While A Grand Day Out showcased the whimsy and invention of Wallace & Gromit, The Wrong Trousers brought the stop-motion characters into a darker story, with crime, sinister intentions, and a gun-toting penguin.
A Grand Day Out was exactly as the title suggests, introducing us to the British inventor and his quiet clever dog; few would expect the dark spiral that poor Wallace & Gromit dove into. The three short films that followed each took on a more overtly sinister tone – from the penguin burglar to a malfunctioning cyber-dog to a serial killer out for her baker’s dozen – but The Wrong Trousers started the contrasting criminal undertone to enormous success, earning the 1993 film and the burgeoning studio an Oscar for Best Animated Short Film.
The film begins with Gromit’s birthday, February 12, and a pair of self-walking trousers to take Gromit for walks so Wallace doesn’t have to. Although Wallace is proud of the technology, from NASA no less, this does come after a breakfast discussion of needing to economize; those trousers, and the convenience they bring for Wallace, couldn’t have been cheap. By the time Gromit is back from his bot-controlled walk, Wallace has put their spare room up for rent. The tenant who moves in, a suspiciously creepy penguin, decides he likes Gromit’s room better. He moves in, and begins moving Gromit out with cold manipulation for his own criminal ends.
Gromit does not speak, a strong touch of realism for an animated dog character, and neither does Feathers McGraw, our penguin miscreant, which is also realistic for an animated criminal penguin. Wallace is the only character with speaking lines, yet the majority of the story is held by the two non-speaking characters. Gromit displays the full emotional gamut throughout the film, making the audience connect with him almost immediately from the first eye roll as he opens his musical birthday card. And he keeps the audience with him as he becomes a silent spy to keep his rather unobservant owner safe. But Wallace’s safety is no concern for the little penguin cat-burglar, who walks the audience through his plan most efficiently without any speech – merely a wall and a tape measure.
The film has a considerable Hitchcockian element, introduced from the opening musical score. There is first the now-familiar Wallace & Gromit theme, but that devolves into a sudden ominous stretch as the camera shows the trousers’ shadow and the title pops onscreen.
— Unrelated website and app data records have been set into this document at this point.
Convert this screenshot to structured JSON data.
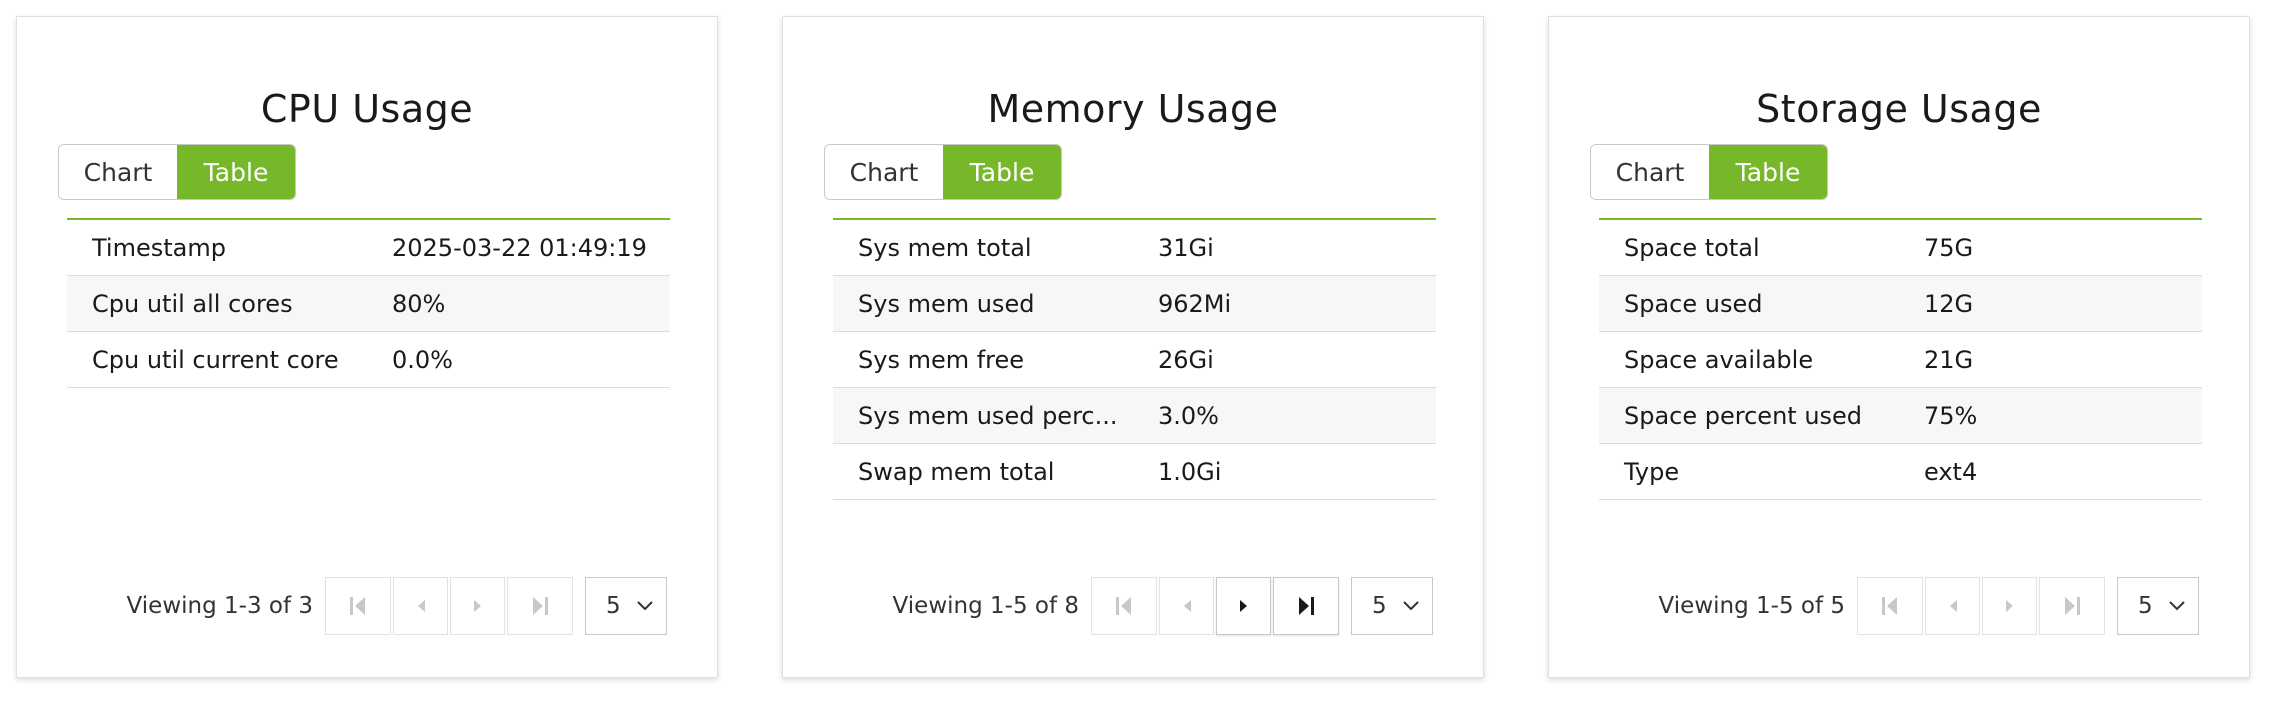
{
  "toggle": {
    "chart_label": "Chart",
    "table_label": "Table"
  },
  "cards": [
    {
      "title": "CPU Usage",
      "rows": [
        {
          "key": "Timestamp",
          "value": "2025-03-22 01:49:19"
        },
        {
          "key": "Cpu util all cores",
          "value": "80%"
        },
        {
          "key": "Cpu util current core",
          "value": "0.0%"
        }
      ],
      "viewing": "Viewing 1-3 of 3",
      "page_size": "5"
    },
    {
      "title": "Memory Usage",
      "rows": [
        {
          "key": "Sys mem total",
          "value": "31Gi"
        },
        {
          "key": "Sys mem used",
          "value": "962Mi"
        },
        {
          "key": "Sys mem free",
          "value": "26Gi"
        },
        {
          "key": "Sys mem used perc...",
          "value": "3.0%"
        },
        {
          "key": "Swap mem total",
          "value": "1.0Gi"
        }
      ],
      "viewing": "Viewing 1-5 of 8",
      "page_size": "5"
    },
    {
      "title": "Storage Usage",
      "rows": [
        {
          "key": "Space total",
          "value": "75G"
        },
        {
          "key": "Space used",
          "value": "12G"
        },
        {
          "key": "Space available",
          "value": "21G"
        },
        {
          "key": "Space percent used",
          "value": "75%"
        },
        {
          "key": "Type",
          "value": "ext4"
        }
      ],
      "viewing": "Viewing 1-5 of 5",
      "page_size": "5"
    }
  ],
  "icons": {
    "first": "first-page-icon",
    "prev": "previous-page-icon",
    "next": "next-page-icon",
    "last": "last-page-icon",
    "dropdown": "chevron-down-icon"
  },
  "colors": {
    "accent": "#76b82a",
    "disabled_icon": "#c8c8c8",
    "enabled_icon": "#1a1a1a"
  }
}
The music continues that stop-and-go attitude, even giving way to silence during the more tense scenes only to pick up again with strong notes. The music added to that odd Hitchcockian tone, odd because was it was unexpected given the light-hearted short film that had started it all in 1989. Much had changed in those four years.
After the newly established creepy tone, the next most noticeable difference is the highly improved animation. The characters themselves are smoother and cleaner, and the production design is more polished, with more of Wallace’s inventions on display in more of the house than the small sitting room, the fridge, or the incredibly large basement. Here we see the dining room, the rest of the sitting room, the backyard, and the entire upper floor of the house. Watching A Grand Day Out (a student film) directly before The Wrong Trousers, the difference in quality is astonishing – more movement, more emotion, more strength of characters. This short was the defining moment for Wallace & Gromit, for creator Nick Park, for Aardman Animations, and it was absolutely cracking.
Feathers McGraw remains one of the creepiest and unusual animated villains. His quest for a giant diamond, his engineering expertise with the trousers, his flashing eyes, his need to pretend to be a chicken, his gun-wielding like some Western desperado, and his yellow fish wallpaper are all little characteristics that build up to a classic villain. He’s cold, manipulative, silent, and clever, and the audience can’t help but watch him with wrapt attention and fascination; there will always be a curiosity attached to this penguin and his misdeeds.
With a high-stakes chase scene, featuring a high-speed model train and Wallace in his underwear, the short film reaches its climax and a satisfactory conclusion. Although not the most violent or directly scary of the Wallace & Gromit series, The Wrong Trousers is the beginning of the era, the short film that really started it all, and the most classic work of suspense in animation. Even better than a rocket to the moon, The Wrong Trousers takes the audience into a mystery suitable and sinister for all ages.